Romans 5 vs 3 - 5
3 Not only so, but we also glory in our sufferings, because we know that suffering produces perseverance; 4 perseverance, character; and character, hope. 5 And hope does not put us to shame, because God’s love has been poured out into our hearts through the Holy Spirit, who has been given to us.”
Just three months ago Dame Vera Lynn died aged 103. She was described by the BBC as “one of the country's most potent symbols of resilience and hope.” A reference to her wartime performances as she encouraged the military and civilian population with her songs of hope, among them “We’ll meet again” and “There’ll be Blue Birds over”; songs which focused on better and brighter days ahead when hostilities ended, right triumphed and life returned to normal. If you’re a certain age you’ll be humming those for the rest of the day!
In a sense Paul does much the same in the verses above. Confronting the fact that Christians like others suffer in this world and sometimes more due to their faith, he points these believers in Rome ahead to the final triumph even though now they may be suffering. Even that suffering though is not wasted in the providence of God as it produces perseverance and character; character which maintains a hope in Christ’s victory and the realisation of everything promised by God the Father.
At that point those suffering could well ask – how do we know this hope is secure? That question is never an easy one to answer, particularly when it comes from those enduring pain or injustice or loss. The answer though comes in verse 5. This hope of which Paul writes does not put us to shame, we will not be left red faced and ashamed on the final day for having believed in vain. The reality then of our justification before God will be clearly visible and Paul goes on to explain why in verses 6-11 yet even now we are not empty handed. God has given us the first instalment if we can put it like that, a foretaste of what is to come in two ways. First God has poured his love into our hearts and then has caused his Holy Spirit to dwell in us. The same Spirit who works faith, who strengthens us in temptation and trial and who enables our discipleship.

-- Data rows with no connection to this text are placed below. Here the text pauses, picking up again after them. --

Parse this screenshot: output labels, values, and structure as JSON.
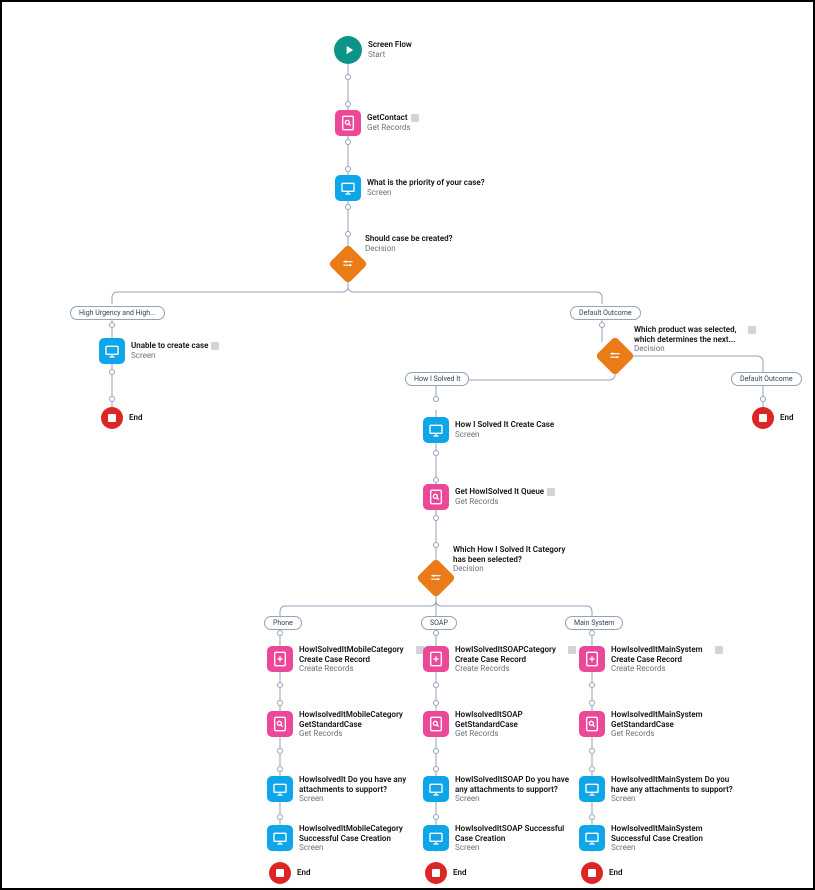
{
  "nodes": {
    "start": {
      "title": "Screen Flow",
      "sub": "Start"
    },
    "getContact": {
      "title": "GetContact",
      "sub": "Get Records"
    },
    "priority": {
      "title": "What is the priority of your case?",
      "sub": "Screen"
    },
    "shouldCreate": {
      "title": "Should case be created?",
      "sub": "Decision"
    },
    "unableCreate": {
      "title": "Unable to create case",
      "sub": "Screen"
    },
    "whichProduct": {
      "title": "Which product was selected,",
      "title2": "which determines the next...",
      "sub": "Decision"
    },
    "hisCreateCase": {
      "title": "How I Solved It Create Case",
      "sub": "Screen"
    },
    "getHisQueue": {
      "title": "Get HowISolved It Queue",
      "sub": "Get Records"
    },
    "whichCategory": {
      "title": "Which How I Solved It Category",
      "title2": "has been selected?",
      "sub": "Decision"
    },
    "phoneCreate": {
      "title": "HowISolvedItMobileCategory",
      "title2": "Create Case Record",
      "sub": "Create Records"
    },
    "phoneGet": {
      "title": "HowIsolvedItMobileCategory",
      "title2": "GetStandardCase",
      "sub": "Get Records"
    },
    "phoneAttach": {
      "title": "HowIsolvedIt Do you have any",
      "title2": "attachments to support?",
      "sub": "Screen"
    },
    "phoneSuccess": {
      "title": "HowIsolvedItMobileCategory",
      "title2": "Successful Case Creation",
      "sub": "Screen"
    },
    "soapCreate": {
      "title": "HowISolvedItSOAPCategory",
      "title2": "Create Case Record",
      "sub": "Create Records"
    },
    "soapGet": {
      "title": "HowIsolvedItSOAP",
      "title2": "GetStandardCase",
      "sub": "Get Records"
    },
    "soapAttach": {
      "title": "HowISolvedItSOAP Do you have",
      "title2": "any attachments to support?",
      "sub": "Screen"
    },
    "soapSuccess": {
      "title": "HowIsolvedItSOAP Successful",
      "title2": "Case Creation",
      "sub": "Screen"
    },
    "mainCreate": {
      "title": "HowIsolvedItMainSystem",
      "title2": "Create Case Record",
      "sub": "Create Records"
    },
    "mainGet": {
      "title": "HowIsolvedItMainSystem",
      "title2": "GetStandardCase",
      "sub": "Get Records"
    },
    "mainAttach": {
      "title": "HowIsolvedItMainSystem Do you",
      "title2": "have any attachments to support?",
      "sub": "Screen"
    },
    "mainSuccess": {
      "title": "HowIsolvedItMainSystem",
      "title2": "Successful Case Creation",
      "sub": "Screen"
    },
    "end": "End"
  },
  "pills": {
    "highUrgency": "High Urgency and High...",
    "defaultOutcome": "Default Outcome",
    "howISolvedIt": "How I Solved It",
    "phone": "Phone",
    "soap": "SOAP",
    "mainSystem": "Main System"
  }
}
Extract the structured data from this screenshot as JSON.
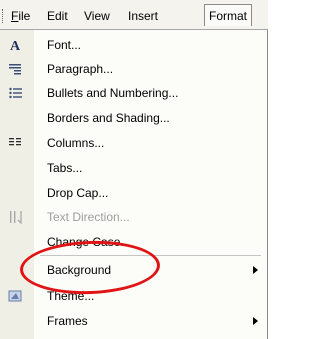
{
  "menubar": {
    "items": [
      {
        "label": "File"
      },
      {
        "label": "Edit"
      },
      {
        "label": "View"
      },
      {
        "label": "Insert"
      },
      {
        "label": "Format"
      }
    ]
  },
  "menu": {
    "items": [
      {
        "label": "Font...",
        "icon": "font-a-icon",
        "disabled": false,
        "submenu": false
      },
      {
        "label": "Paragraph...",
        "icon": "paragraph-icon",
        "disabled": false,
        "submenu": false
      },
      {
        "label": "Bullets and Numbering...",
        "icon": "bullets-icon",
        "disabled": false,
        "submenu": false
      },
      {
        "label": "Borders and Shading...",
        "icon": "",
        "disabled": false,
        "submenu": false
      },
      {
        "label": "Columns...",
        "icon": "columns-icon",
        "disabled": false,
        "submenu": false
      },
      {
        "label": "Tabs...",
        "icon": "",
        "disabled": false,
        "submenu": false
      },
      {
        "label": "Drop Cap...",
        "icon": "",
        "disabled": false,
        "submenu": false
      },
      {
        "label": "Text Direction...",
        "icon": "text-direction-icon",
        "disabled": true,
        "submenu": false
      },
      {
        "label": "Change Case...",
        "icon": "",
        "disabled": false,
        "submenu": false
      },
      {
        "label": "Background",
        "icon": "",
        "disabled": false,
        "submenu": true
      },
      {
        "label": "Theme...",
        "icon": "theme-icon",
        "disabled": false,
        "submenu": false
      },
      {
        "label": "Frames",
        "icon": "",
        "disabled": false,
        "submenu": true
      }
    ]
  },
  "annotation": {
    "color": "#e01414"
  }
}
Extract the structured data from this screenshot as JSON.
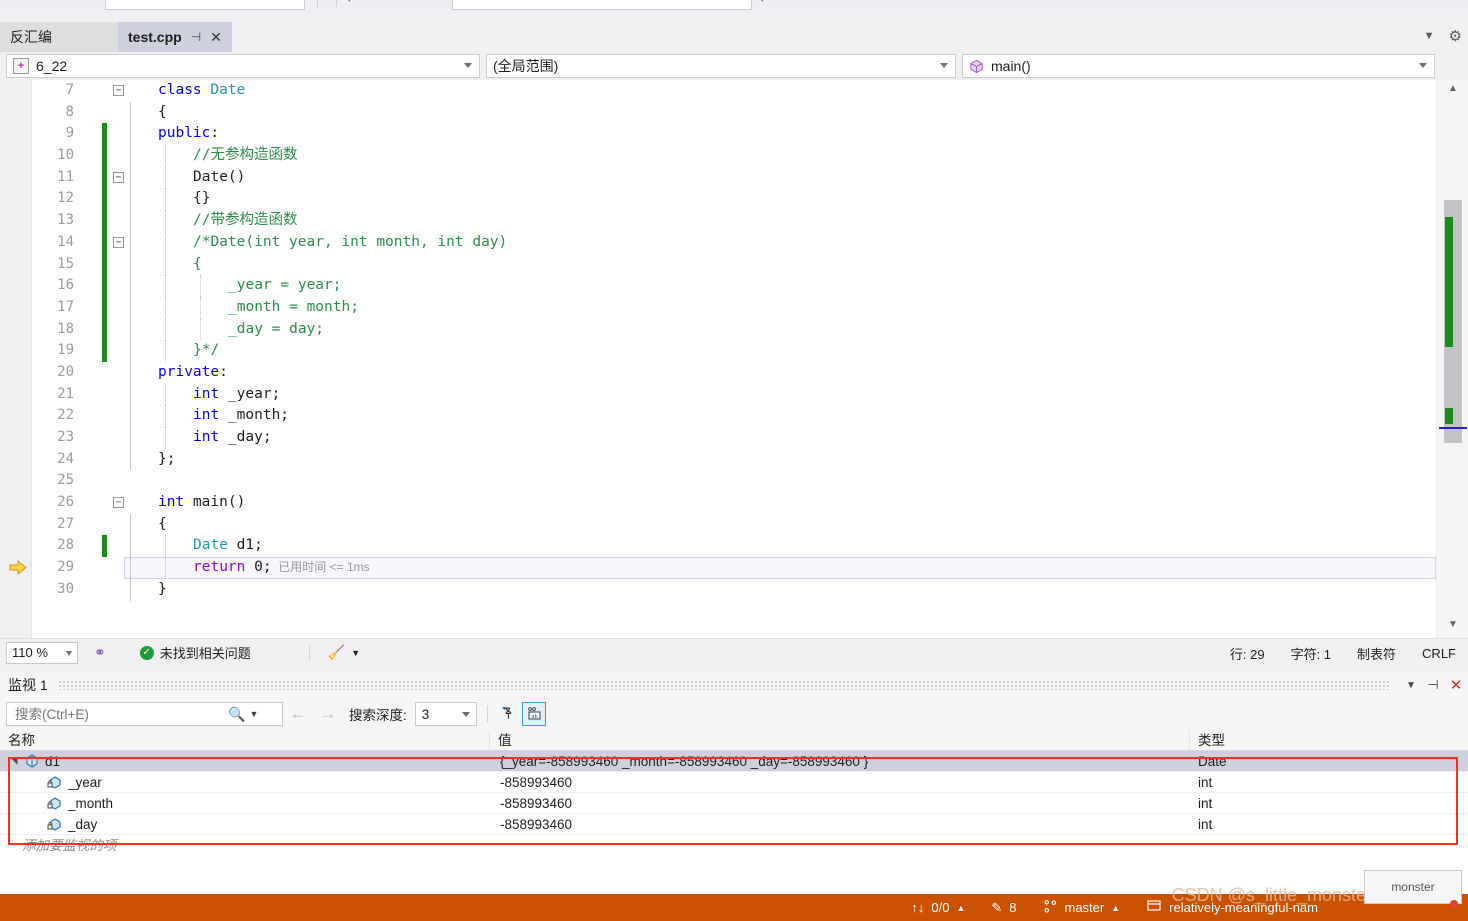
{
  "window": {
    "tabs": [
      {
        "label": "反汇编",
        "active": false,
        "name": "tab-disassembly"
      },
      {
        "label": "test.cpp",
        "active": true,
        "name": "tab-test-cpp"
      }
    ],
    "tab_pin_icon": "pin-icon",
    "tab_close_icon": "close-icon",
    "tabrow_overflow_icon": "chevron-down-icon",
    "tabrow_settings_icon": "gear-icon"
  },
  "navbar": {
    "project": "6_22",
    "project_icon": "project-add-icon",
    "scope": "(全局范围)",
    "member": "main()",
    "member_icon": "method-cube-icon",
    "splitter_icon": "split-window-icon",
    "caret_icon": "chevron-down-icon"
  },
  "editor": {
    "current_line_arrow_icon": "execution-pointer-icon",
    "inline_timing": "已用时间 <= 1ms",
    "lines": [
      {
        "no": "7",
        "change": false,
        "fold": "minus",
        "indent": 0,
        "tokens": [
          {
            "t": "class ",
            "c": "blue"
          },
          {
            "t": "Date",
            "c": "class"
          }
        ]
      },
      {
        "no": "8",
        "change": false,
        "fold": "",
        "indent": 0,
        "tokens": [
          {
            "t": "{",
            "c": "plain"
          }
        ]
      },
      {
        "no": "9",
        "change": true,
        "fold": "",
        "indent": 0,
        "tokens": [
          {
            "t": "public",
            "c": "blue"
          },
          {
            "t": ":",
            "c": "plain"
          }
        ]
      },
      {
        "no": "10",
        "change": true,
        "fold": "",
        "indent": 1,
        "tokens": [
          {
            "t": "//无参构造函数",
            "c": "cmt"
          }
        ]
      },
      {
        "no": "11",
        "change": true,
        "fold": "minus",
        "indent": 1,
        "tokens": [
          {
            "t": "Date()",
            "c": "plain"
          }
        ]
      },
      {
        "no": "12",
        "change": true,
        "fold": "",
        "indent": 1,
        "tokens": [
          {
            "t": "{}",
            "c": "plain"
          }
        ]
      },
      {
        "no": "13",
        "change": true,
        "fold": "",
        "indent": 1,
        "tokens": [
          {
            "t": "//带参构造函数",
            "c": "cmt"
          }
        ]
      },
      {
        "no": "14",
        "change": true,
        "fold": "minus",
        "indent": 1,
        "tokens": [
          {
            "t": "/*Date(int year, int month, int day)",
            "c": "cmt"
          }
        ]
      },
      {
        "no": "15",
        "change": true,
        "fold": "",
        "indent": 1,
        "tokens": [
          {
            "t": "{",
            "c": "cmt"
          }
        ]
      },
      {
        "no": "16",
        "change": true,
        "fold": "",
        "indent": 2,
        "tokens": [
          {
            "t": "_year = year;",
            "c": "cmt"
          }
        ]
      },
      {
        "no": "17",
        "change": true,
        "fold": "",
        "indent": 2,
        "tokens": [
          {
            "t": "_month = month;",
            "c": "cmt"
          }
        ]
      },
      {
        "no": "18",
        "change": true,
        "fold": "",
        "indent": 2,
        "tokens": [
          {
            "t": "_day = day;",
            "c": "cmt"
          }
        ]
      },
      {
        "no": "19",
        "change": true,
        "fold": "",
        "indent": 1,
        "tokens": [
          {
            "t": "}*/",
            "c": "cmt"
          }
        ]
      },
      {
        "no": "20",
        "change": false,
        "fold": "",
        "indent": 0,
        "tokens": [
          {
            "t": "private",
            "c": "blue"
          },
          {
            "t": ":",
            "c": "plain"
          }
        ]
      },
      {
        "no": "21",
        "change": false,
        "fold": "",
        "indent": 1,
        "tokens": [
          {
            "t": "int",
            "c": "blue"
          },
          {
            "t": " _year;",
            "c": "plain"
          }
        ]
      },
      {
        "no": "22",
        "change": false,
        "fold": "",
        "indent": 1,
        "tokens": [
          {
            "t": "int",
            "c": "blue"
          },
          {
            "t": " _month;",
            "c": "plain"
          }
        ]
      },
      {
        "no": "23",
        "change": false,
        "fold": "",
        "indent": 1,
        "tokens": [
          {
            "t": "int",
            "c": "blue"
          },
          {
            "t": " _day;",
            "c": "plain"
          }
        ]
      },
      {
        "no": "24",
        "change": false,
        "fold": "",
        "indent": 0,
        "tokens": [
          {
            "t": "};",
            "c": "plain"
          }
        ]
      },
      {
        "no": "25",
        "change": false,
        "fold": "",
        "indent": 0,
        "tokens": []
      },
      {
        "no": "26",
        "change": false,
        "fold": "minus",
        "indent": 0,
        "tokens": [
          {
            "t": "int",
            "c": "blue"
          },
          {
            "t": " main()",
            "c": "plain"
          }
        ]
      },
      {
        "no": "27",
        "change": false,
        "fold": "",
        "indent": 0,
        "tokens": [
          {
            "t": "{",
            "c": "plain"
          }
        ]
      },
      {
        "no": "28",
        "change": true,
        "fold": "",
        "indent": 1,
        "tokens": [
          {
            "t": "Date",
            "c": "class"
          },
          {
            "t": " d1;",
            "c": "plain"
          }
        ]
      },
      {
        "no": "29",
        "change": false,
        "fold": "",
        "indent": 1,
        "tokens": [
          {
            "t": "return",
            "c": "purple"
          },
          {
            "t": " 0;",
            "c": "plain"
          }
        ]
      },
      {
        "no": "30",
        "change": false,
        "fold": "",
        "indent": 0,
        "tokens": [
          {
            "t": "}",
            "c": "plain"
          }
        ]
      }
    ]
  },
  "editor_status": {
    "zoom": "110 %",
    "zoom_caret_icon": "chevron-down-icon",
    "intellisense_icon": "intellisense-icon",
    "issues_status": "未找到相关问题",
    "issues_ok_icon": "check-circle-icon",
    "cleanup_icon": "code-cleanup-broom-icon",
    "cleanup_caret_icon": "chevron-down-icon",
    "line": "行: 29",
    "column": "字符: 1",
    "tabs_mode": "制表符",
    "line_endings": "CRLF"
  },
  "watch": {
    "title": "监视 1",
    "overflow_icon": "chevron-down-icon",
    "pin_icon": "pin-icon",
    "close_icon": "close-icon",
    "search_placeholder": "搜索(Ctrl+E)",
    "search_value": "",
    "search_icon": "magnifier-icon",
    "search_caret_icon": "chevron-down-icon",
    "prev_icon": "arrow-left-icon",
    "next_icon": "arrow-right-icon",
    "depth_label": "搜索深度:",
    "depth_value": "3",
    "depth_caret_icon": "chevron-down-icon",
    "pin_column_icon": "pin-filter-icon",
    "hex_toggle_icon": "hex-display-icon",
    "columns": [
      "名称",
      "值",
      "类型"
    ],
    "rows": [
      {
        "name": "d1",
        "value": "{_year=-858993460 _month=-858993460 _day=-858993460 }",
        "type": "Date",
        "icon": "object-diamond-icon",
        "expander": "expanded",
        "depth": 0,
        "selected": true
      },
      {
        "name": "_year",
        "value": "-858993460",
        "type": "int",
        "icon": "private-field-icon",
        "expander": "",
        "depth": 1,
        "selected": false
      },
      {
        "name": "_month",
        "value": "-858993460",
        "type": "int",
        "icon": "private-field-icon",
        "expander": "",
        "depth": 1,
        "selected": false
      },
      {
        "name": "_day",
        "value": "-858993460",
        "type": "int",
        "icon": "private-field-icon",
        "expander": "",
        "depth": 1,
        "selected": false
      }
    ],
    "add_row_placeholder": "添加要监视的项"
  },
  "bottom_bar": {
    "sync_icon": "updown-arrows-icon",
    "sync_counts": "0/0",
    "sync_caret_icon": "chevron-up-icon",
    "pencil_icon": "pencil-icon",
    "pending_changes": "8",
    "branch_icon": "git-branch-icon",
    "branch": "master",
    "branch_caret_icon": "chevron-up-icon",
    "repo_icon": "repository-icon",
    "repo": "relatively-meaningful-nam",
    "notification_icon": "notification-bell-icon",
    "watermark": "CSDN @s_little_monster"
  },
  "colors": {
    "accent_orange": "#ca5100",
    "highlight_red": "#ef3124",
    "change_green": "#1d8a1d",
    "selection": "#cfd0dd",
    "keyword_blue": "#0000ff",
    "comment_green": "#2f8a4f",
    "type_teal": "#2b91af",
    "keyword_purple": "#8f08c4"
  }
}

All we have known is life in a fallen and often troubled world and many times trouble engulfs us personally. It comes as we encounter the difficulty of daily discipleship and discover following Jesus means ridicule and worse at times. This though is not normal life, it’s certainly not life as God intended nor is the world good as God declared it at creation. We live now in a hiatus between the perfection of creation and the perfection of the new creation. The evidence that life as God intended will resume is experienced by Christians who know God’s love in the depths of their being, and whose wills are strengthened by God’s Spirit within.